Task to complete = Each record is to be repeated exactly as it stands below.

(Page and application data records)

----

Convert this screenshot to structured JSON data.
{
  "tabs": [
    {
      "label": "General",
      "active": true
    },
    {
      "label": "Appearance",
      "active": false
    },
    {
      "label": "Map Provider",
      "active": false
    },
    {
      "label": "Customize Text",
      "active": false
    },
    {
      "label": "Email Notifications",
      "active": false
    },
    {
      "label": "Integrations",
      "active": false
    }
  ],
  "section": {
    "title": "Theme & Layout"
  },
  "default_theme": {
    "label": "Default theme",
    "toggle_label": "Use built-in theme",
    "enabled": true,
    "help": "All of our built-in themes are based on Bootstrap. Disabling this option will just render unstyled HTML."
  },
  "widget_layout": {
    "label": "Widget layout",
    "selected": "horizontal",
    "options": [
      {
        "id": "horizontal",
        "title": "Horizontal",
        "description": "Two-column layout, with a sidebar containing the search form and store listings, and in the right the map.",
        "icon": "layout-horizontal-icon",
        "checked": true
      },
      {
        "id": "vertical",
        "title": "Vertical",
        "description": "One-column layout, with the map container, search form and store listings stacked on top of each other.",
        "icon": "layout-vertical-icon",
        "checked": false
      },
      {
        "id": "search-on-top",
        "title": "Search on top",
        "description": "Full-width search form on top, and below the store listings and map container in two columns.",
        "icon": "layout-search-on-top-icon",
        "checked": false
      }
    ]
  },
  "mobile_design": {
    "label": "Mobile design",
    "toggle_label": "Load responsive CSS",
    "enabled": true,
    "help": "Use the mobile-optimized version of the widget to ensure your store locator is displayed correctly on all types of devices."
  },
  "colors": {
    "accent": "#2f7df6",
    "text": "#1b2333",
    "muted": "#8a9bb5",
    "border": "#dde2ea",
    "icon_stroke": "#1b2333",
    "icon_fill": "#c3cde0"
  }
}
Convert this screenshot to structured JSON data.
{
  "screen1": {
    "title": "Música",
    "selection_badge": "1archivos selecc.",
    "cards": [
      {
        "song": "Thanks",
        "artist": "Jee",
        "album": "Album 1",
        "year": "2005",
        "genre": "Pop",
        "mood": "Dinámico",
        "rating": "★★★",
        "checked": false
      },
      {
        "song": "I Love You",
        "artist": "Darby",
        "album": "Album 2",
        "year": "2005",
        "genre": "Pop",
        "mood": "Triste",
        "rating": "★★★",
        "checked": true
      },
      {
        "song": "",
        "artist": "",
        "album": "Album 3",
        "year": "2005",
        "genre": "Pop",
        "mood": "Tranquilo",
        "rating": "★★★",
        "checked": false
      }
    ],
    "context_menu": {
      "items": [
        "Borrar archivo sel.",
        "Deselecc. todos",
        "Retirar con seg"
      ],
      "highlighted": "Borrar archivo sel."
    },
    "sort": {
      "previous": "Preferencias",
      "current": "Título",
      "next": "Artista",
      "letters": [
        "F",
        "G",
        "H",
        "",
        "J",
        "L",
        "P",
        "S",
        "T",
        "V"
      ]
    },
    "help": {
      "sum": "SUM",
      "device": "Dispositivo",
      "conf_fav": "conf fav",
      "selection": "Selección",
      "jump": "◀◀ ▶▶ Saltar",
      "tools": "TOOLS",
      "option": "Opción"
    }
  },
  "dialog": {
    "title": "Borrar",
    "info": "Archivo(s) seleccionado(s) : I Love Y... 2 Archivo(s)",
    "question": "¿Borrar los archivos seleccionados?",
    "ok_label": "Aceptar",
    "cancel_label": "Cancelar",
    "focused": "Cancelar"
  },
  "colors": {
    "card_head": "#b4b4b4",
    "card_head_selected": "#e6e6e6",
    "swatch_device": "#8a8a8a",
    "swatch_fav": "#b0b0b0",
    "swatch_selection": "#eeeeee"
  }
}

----

Reply =
Convert this screenshot to structured JSON data.
{
  "tabs": [
    {
      "label": "General",
      "active": true
    },
    {
      "label": "Appearance",
      "active": false
    },
    {
      "label": "Map Provider",
      "active": false
    },
    {
      "label": "Customize Text",
      "active": false
    },
    {
      "label": "Email Notifications",
      "active": false
    },
    {
      "label": "Integrations",
      "active": false
    }
  ],
  "section": {
    "title": "Theme & Layout"
  },
  "default_theme": {
    "label": "Default theme",
    "toggle_label": "Use built-in theme",
    "enabled": true,
    "help": "All of our built-in themes are based on Bootstrap. Disabling this option will just render unstyled HTML."
  },
  "widget_layout": {
    "label": "Widget layout",
    "selected": "horizontal",
    "options": [
      {
        "id": "horizontal",
        "title": "Horizontal",
        "description": "Two-column layout, with a sidebar containing the search form and store listings, and in the right the map.",
        "icon": "layout-horizontal-icon",
        "checked": true
      },
      {
        "id": "vertical",
        "title": "Vertical",
        "description": "One-column layout, with the map container, search form and store listings stacked on top of each other.",
        "icon": "layout-vertical-icon",
        "checked": false
      },
      {
        "id": "search-on-top",
        "title": "Search on top",
        "description": "Full-width search form on top, and below the store listings and map container in two columns.",
        "icon": "layout-search-on-top-icon",
        "checked": false
      }
    ]
  },
  "mobile_design": {
    "label": "Mobile design",
    "toggle_label": "Load responsive CSS",
    "enabled": true,
    "help": "Use the mobile-optimized version of the widget to ensure your store locator is displayed correctly on all types of devices."
  },
  "colors": {
    "accent": "#2f7df6",
    "text": "#1b2333",
    "muted": "#8a9bb5",
    "border": "#dde2ea",
    "icon_stroke": "#1b2333",
    "icon_fill": "#c3cde0"
  }
}
Convert this screenshot to structured JSON data.
{
  "screen1": {
    "title": "Música",
    "selection_badge": "1archivos selecc.",
    "cards": [
      {
        "song": "Thanks",
        "artist": "Jee",
        "album": "Album 1",
        "year": "2005",
        "genre": "Pop",
        "mood": "Dinámico",
        "rating": "★★★",
        "checked": false
      },
      {
        "song": "I Love You",
        "artist": "Darby",
        "album": "Album 2",
        "year": "2005",
        "genre": "Pop",
        "mood": "Triste",
        "rating": "★★★",
        "checked": true
      },
      {
        "song": "",
        "artist": "",
        "album": "Album 3",
        "year": "2005",
        "genre": "Pop",
        "mood": "Tranquilo",
        "rating": "★★★",
        "checked": false
      }
    ],
    "context_menu": {
      "items": [
        "Borrar archivo sel.",
        "Deselecc. todos",
        "Retirar con seg"
      ],
      "highlighted": "Borrar archivo sel."
    },
    "sort": {
      "previous": "Preferencias",
      "current": "Título",
      "next": "Artista",
      "letters": [
        "F",
        "G",
        "H",
        "",
        "J",
        "L",
        "P",
        "S",
        "T",
        "V"
      ]
    },
    "help": {
      "sum": "SUM",
      "device": "Dispositivo",
      "conf_fav": "conf fav",
      "selection": "Selección",
      "jump": "◀◀ ▶▶ Saltar",
      "tools": "TOOLS",
      "option": "Opción"
    }
  },
  "dialog": {
    "title": "Borrar",
    "info": "Archivo(s) seleccionado(s) : I Love Y... 2 Archivo(s)",
    "question": "¿Borrar los archivos seleccionados?",
    "ok_label": "Aceptar",
    "cancel_label": "Cancelar",
    "focused": "Cancelar"
  },
  "colors": {
    "card_head": "#b4b4b4",
    "card_head_selected": "#e6e6e6",
    "swatch_device": "#8a8a8a",
    "swatch_fav": "#b0b0b0",
    "swatch_selection": "#eeeeee"
  }
}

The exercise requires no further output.